**Requirement**
Give the data back exactly as it stands.

-- Exercise data follows --

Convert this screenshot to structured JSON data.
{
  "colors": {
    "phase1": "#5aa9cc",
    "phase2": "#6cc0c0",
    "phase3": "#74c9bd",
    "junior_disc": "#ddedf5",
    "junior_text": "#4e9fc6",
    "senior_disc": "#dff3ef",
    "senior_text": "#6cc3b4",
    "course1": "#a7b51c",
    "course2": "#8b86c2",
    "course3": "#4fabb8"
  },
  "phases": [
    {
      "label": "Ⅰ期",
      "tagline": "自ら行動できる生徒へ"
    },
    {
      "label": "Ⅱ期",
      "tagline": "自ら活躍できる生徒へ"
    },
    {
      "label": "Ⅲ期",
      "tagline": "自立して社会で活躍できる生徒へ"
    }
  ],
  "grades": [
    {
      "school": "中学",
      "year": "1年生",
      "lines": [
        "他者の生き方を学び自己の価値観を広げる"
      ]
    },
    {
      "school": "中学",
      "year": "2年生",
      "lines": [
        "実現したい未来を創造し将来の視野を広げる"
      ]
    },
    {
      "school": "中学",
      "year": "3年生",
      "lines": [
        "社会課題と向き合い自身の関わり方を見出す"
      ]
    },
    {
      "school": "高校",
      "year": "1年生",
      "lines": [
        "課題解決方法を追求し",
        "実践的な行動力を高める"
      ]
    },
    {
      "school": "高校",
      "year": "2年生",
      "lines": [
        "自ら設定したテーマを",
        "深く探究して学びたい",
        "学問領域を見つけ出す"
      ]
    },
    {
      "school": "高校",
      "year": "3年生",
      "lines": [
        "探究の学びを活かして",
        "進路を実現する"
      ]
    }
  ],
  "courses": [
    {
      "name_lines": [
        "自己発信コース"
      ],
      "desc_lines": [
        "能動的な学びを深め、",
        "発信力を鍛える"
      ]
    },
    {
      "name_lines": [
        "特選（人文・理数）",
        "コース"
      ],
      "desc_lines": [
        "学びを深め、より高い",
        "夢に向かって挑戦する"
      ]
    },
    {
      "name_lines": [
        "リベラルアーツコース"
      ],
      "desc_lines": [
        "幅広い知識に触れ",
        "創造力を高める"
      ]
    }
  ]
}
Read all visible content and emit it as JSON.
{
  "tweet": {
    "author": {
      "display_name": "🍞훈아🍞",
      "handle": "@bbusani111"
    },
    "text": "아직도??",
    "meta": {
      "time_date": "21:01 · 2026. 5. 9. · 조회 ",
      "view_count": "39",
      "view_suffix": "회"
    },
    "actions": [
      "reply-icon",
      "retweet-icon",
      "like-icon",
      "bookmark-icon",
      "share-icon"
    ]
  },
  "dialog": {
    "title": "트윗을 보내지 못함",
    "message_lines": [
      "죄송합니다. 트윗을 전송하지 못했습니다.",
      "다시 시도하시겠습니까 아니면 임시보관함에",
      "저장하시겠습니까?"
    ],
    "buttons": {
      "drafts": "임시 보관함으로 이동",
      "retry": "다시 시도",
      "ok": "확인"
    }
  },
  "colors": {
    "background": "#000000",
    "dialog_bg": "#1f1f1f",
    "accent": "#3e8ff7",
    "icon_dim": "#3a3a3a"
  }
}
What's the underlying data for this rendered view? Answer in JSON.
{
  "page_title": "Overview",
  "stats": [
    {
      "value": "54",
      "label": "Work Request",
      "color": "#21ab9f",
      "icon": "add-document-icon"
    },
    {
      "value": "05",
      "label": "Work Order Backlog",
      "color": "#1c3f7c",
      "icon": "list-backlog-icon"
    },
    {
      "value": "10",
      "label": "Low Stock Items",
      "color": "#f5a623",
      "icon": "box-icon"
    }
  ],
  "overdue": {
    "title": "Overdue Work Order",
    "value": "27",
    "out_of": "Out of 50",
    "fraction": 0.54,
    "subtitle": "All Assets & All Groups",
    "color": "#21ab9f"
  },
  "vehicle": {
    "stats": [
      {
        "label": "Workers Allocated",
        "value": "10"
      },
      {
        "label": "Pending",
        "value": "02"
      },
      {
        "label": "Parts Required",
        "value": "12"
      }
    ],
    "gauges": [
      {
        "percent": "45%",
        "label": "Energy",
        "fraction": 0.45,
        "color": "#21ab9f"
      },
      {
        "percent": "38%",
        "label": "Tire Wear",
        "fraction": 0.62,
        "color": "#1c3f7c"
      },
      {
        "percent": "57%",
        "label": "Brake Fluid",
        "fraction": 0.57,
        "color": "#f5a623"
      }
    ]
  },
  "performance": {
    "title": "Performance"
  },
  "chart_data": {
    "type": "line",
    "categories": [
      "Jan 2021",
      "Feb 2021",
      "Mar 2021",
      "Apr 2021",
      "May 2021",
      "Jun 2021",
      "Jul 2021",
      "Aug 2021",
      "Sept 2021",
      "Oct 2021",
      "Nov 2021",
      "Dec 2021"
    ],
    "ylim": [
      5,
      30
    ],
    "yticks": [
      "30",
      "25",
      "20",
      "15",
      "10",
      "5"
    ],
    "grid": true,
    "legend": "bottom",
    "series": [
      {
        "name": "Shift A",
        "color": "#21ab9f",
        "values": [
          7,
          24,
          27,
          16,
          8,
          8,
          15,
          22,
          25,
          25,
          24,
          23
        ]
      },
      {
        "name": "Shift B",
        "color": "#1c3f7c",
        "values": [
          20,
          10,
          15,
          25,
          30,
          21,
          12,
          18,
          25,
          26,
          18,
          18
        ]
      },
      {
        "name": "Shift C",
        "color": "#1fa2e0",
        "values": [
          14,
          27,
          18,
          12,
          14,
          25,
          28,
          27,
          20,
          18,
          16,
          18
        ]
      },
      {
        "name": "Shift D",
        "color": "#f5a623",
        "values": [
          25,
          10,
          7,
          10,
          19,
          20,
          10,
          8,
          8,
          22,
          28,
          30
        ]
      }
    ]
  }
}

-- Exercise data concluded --

**Reply to the task**
Convert this screenshot to structured JSON data.
{
  "colors": {
    "phase1": "#5aa9cc",
    "phase2": "#6cc0c0",
    "phase3": "#74c9bd",
    "junior_disc": "#ddedf5",
    "junior_text": "#4e9fc6",
    "senior_disc": "#dff3ef",
    "senior_text": "#6cc3b4",
    "course1": "#a7b51c",
    "course2": "#8b86c2",
    "course3": "#4fabb8"
  },
  "phases": [
    {
      "label": "Ⅰ期",
      "tagline": "自ら行動できる生徒へ"
    },
    {
      "label": "Ⅱ期",
      "tagline": "自ら活躍できる生徒へ"
    },
    {
      "label": "Ⅲ期",
      "tagline": "自立して社会で活躍できる生徒へ"
    }
  ],
  "grades": [
    {
      "school": "中学",
      "year": "1年生",
      "lines": [
        "他者の生き方を学び自己の価値観を広げる"
      ]
    },
    {
      "school": "中学",
      "year": "2年生",
      "lines": [
        "実現したい未来を創造し将来の視野を広げる"
      ]
    },
    {
      "school": "中学",
      "year": "3年生",
      "lines": [
        "社会課題と向き合い自身の関わり方を見出す"
      ]
    },
    {
      "school": "高校",
      "year": "1年生",
      "lines": [
        "課題解決方法を追求し",
        "実践的な行動力を高める"
      ]
    },
    {
      "school": "高校",
      "year": "2年生",
      "lines": [
        "自ら設定したテーマを",
        "深く探究して学びたい",
        "学問領域を見つけ出す"
      ]
    },
    {
      "school": "高校",
      "year": "3年生",
      "lines": [
        "探究の学びを活かして",
        "進路を実現する"
      ]
    }
  ],
  "courses": [
    {
      "name_lines": [
        "自己発信コース"
      ],
      "desc_lines": [
        "能動的な学びを深め、",
        "発信力を鍛える"
      ]
    },
    {
      "name_lines": [
        "特選（人文・理数）",
        "コース"
      ],
      "desc_lines": [
        "学びを深め、より高い",
        "夢に向かって挑戦する"
      ]
    },
    {
      "name_lines": [
        "リベラルアーツコース"
      ],
      "desc_lines": [
        "幅広い知識に触れ",
        "創造力を高める"
      ]
    }
  ]
}
Read all visible content and emit it as JSON.
{
  "tweet": {
    "author": {
      "display_name": "🍞훈아🍞",
      "handle": "@bbusani111"
    },
    "text": "아직도??",
    "meta": {
      "time_date": "21:01 · 2026. 5. 9. · 조회 ",
      "view_count": "39",
      "view_suffix": "회"
    },
    "actions": [
      "reply-icon",
      "retweet-icon",
      "like-icon",
      "bookmark-icon",
      "share-icon"
    ]
  },
  "dialog": {
    "title": "트윗을 보내지 못함",
    "message_lines": [
      "죄송합니다. 트윗을 전송하지 못했습니다.",
      "다시 시도하시겠습니까 아니면 임시보관함에",
      "저장하시겠습니까?"
    ],
    "buttons": {
      "drafts": "임시 보관함으로 이동",
      "retry": "다시 시도",
      "ok": "확인"
    }
  },
  "colors": {
    "background": "#000000",
    "dialog_bg": "#1f1f1f",
    "accent": "#3e8ff7",
    "icon_dim": "#3a3a3a"
  }
}
What's the underlying data for this rendered view? Answer in JSON.
{
  "page_title": "Overview",
  "stats": [
    {
      "value": "54",
      "label": "Work Request",
      "color": "#21ab9f",
      "icon": "add-document-icon"
    },
    {
      "value": "05",
      "label": "Work Order Backlog",
      "color": "#1c3f7c",
      "icon": "list-backlog-icon"
    },
    {
      "value": "10",
      "label": "Low Stock Items",
      "color": "#f5a623",
      "icon": "box-icon"
    }
  ],
  "overdue": {
    "title": "Overdue Work Order",
    "value": "27",
    "out_of": "Out of 50",
    "fraction": 0.54,
    "subtitle": "All Assets & All Groups",
    "color": "#21ab9f"
  },
  "vehicle": {
    "stats": [
      {
        "label": "Workers Allocated",
        "value": "10"
      },
      {
        "label": "Pending",
        "value": "02"
      },
      {
        "label": "Parts Required",
        "value": "12"
      }
    ],
    "gauges": [
      {
        "percent": "45%",
        "label": "Energy",
        "fraction": 0.45,
        "color": "#21ab9f"
      },
      {
        "percent": "38%",
        "label": "Tire Wear",
        "fraction": 0.62,
        "color": "#1c3f7c"
      },
      {
        "percent": "57%",
        "label": "Brake Fluid",
        "fraction": 0.57,
        "color": "#f5a623"
      }
    ]
  },
  "performance": {
    "title": "Performance"
  },
  "chart_data": {
    "type": "line",
    "categories": [
      "Jan 2021",
      "Feb 2021",
      "Mar 2021",
      "Apr 2021",
      "May 2021",
      "Jun 2021",
      "Jul 2021",
      "Aug 2021",
      "Sept 2021",
      "Oct 2021",
      "Nov 2021",
      "Dec 2021"
    ],
    "ylim": [
      5,
      30
    ],
    "yticks": [
      "30",
      "25",
      "20",
      "15",
      "10",
      "5"
    ],
    "grid": true,
    "legend": "bottom",
    "series": [
      {
        "name": "Shift A",
        "color": "#21ab9f",
        "values": [
          7,
          24,
          27,
          16,
          8,
          8,
          15,
          22,
          25,
          25,
          24,
          23
        ]
      },
      {
        "name": "Shift B",
        "color": "#1c3f7c",
        "values": [
          20,
          10,
          15,
          25,
          30,
          21,
          12,
          18,
          25,
          26,
          18,
          18
        ]
      },
      {
        "name": "Shift C",
        "color": "#1fa2e0",
        "values": [
          14,
          27,
          18,
          12,
          14,
          25,
          28,
          27,
          20,
          18,
          16,
          18
        ]
      },
      {
        "name": "Shift D",
        "color": "#f5a623",
        "values": [
          25,
          10,
          7,
          10,
          19,
          20,
          10,
          8,
          8,
          22,
          28,
          30
        ]
      }
    ]
  }
}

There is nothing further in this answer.